Carolyn Hamilton, Professor, Department of Social Anthropology, University of Cape Town, South Africa

Archives, Ancestors and the Contingency of Time

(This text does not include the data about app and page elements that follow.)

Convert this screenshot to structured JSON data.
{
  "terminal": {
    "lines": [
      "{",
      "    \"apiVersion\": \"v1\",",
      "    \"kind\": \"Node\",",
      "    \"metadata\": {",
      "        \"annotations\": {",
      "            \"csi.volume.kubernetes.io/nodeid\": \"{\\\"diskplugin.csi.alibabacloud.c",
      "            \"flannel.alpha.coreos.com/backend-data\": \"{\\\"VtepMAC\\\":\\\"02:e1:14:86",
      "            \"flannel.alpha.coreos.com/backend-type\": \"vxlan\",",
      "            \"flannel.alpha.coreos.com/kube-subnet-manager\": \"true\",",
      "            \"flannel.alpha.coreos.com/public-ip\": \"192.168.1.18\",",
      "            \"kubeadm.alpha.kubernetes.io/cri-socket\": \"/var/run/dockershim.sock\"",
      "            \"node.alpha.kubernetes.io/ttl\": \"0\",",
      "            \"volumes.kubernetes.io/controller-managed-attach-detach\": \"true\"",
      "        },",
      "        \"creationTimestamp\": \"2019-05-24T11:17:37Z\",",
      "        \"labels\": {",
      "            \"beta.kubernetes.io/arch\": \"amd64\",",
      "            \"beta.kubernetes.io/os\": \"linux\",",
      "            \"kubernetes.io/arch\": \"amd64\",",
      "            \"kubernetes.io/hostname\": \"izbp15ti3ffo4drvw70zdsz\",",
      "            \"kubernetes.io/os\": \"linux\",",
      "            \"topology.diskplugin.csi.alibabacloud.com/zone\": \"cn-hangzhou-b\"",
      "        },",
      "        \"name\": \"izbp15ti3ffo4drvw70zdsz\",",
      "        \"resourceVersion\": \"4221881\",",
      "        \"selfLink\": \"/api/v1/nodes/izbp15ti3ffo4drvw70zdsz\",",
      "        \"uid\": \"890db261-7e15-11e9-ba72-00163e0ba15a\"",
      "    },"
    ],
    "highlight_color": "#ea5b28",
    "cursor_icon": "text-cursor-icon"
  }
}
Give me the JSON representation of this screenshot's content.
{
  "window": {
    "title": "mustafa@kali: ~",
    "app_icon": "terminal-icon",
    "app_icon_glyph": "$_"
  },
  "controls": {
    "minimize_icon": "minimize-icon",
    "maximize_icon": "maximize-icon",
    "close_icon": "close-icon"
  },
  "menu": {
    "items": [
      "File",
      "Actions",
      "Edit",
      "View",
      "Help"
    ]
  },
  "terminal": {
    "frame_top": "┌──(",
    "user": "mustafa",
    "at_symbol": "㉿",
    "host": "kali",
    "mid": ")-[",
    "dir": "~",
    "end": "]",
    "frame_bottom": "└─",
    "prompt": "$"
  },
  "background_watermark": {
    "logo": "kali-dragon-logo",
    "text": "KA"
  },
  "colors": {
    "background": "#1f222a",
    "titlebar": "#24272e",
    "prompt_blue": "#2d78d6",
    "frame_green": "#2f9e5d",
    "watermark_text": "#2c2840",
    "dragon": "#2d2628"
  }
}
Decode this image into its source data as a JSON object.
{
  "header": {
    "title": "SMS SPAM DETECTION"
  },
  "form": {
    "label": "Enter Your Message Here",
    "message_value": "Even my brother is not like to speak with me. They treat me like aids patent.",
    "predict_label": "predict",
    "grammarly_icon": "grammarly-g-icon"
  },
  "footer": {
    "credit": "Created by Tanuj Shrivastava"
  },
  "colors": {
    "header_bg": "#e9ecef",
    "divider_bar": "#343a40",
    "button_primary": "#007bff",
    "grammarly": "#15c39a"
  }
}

Who, in a postcolony, approaches the inherited materials of the past, with what purposes and what means? While some academic historians might trawl the archives in order to pursue debate over the causes of the violent upheavals of the so-called mfecane, the time of troubles that immediately preceded colonialism in south-east Africa, ritual specialists work with the spirits of both the mfecane's perpetrators and victims, in ongoing processes of the negotiation of traumatic pasts, and teenagers use the internet to explore their ancestral heritage. Subaltern archival silences resound while acts of archival redemption are performed as artworks. The spectres in the archive, just as surely as in the ancestor practices, stir up disorder and demand propitiation. The paper looks at the multiple ways in which the archive of documents, often positioned as a colonial and apartheid-era suspect, is drawn into dialogue with ancestral practices, each shaping the other in the making of South Africa's modernity. It goes to explicate the critique of the concept of archive that flows from the operations of archive in this setting.

All seminars in the series.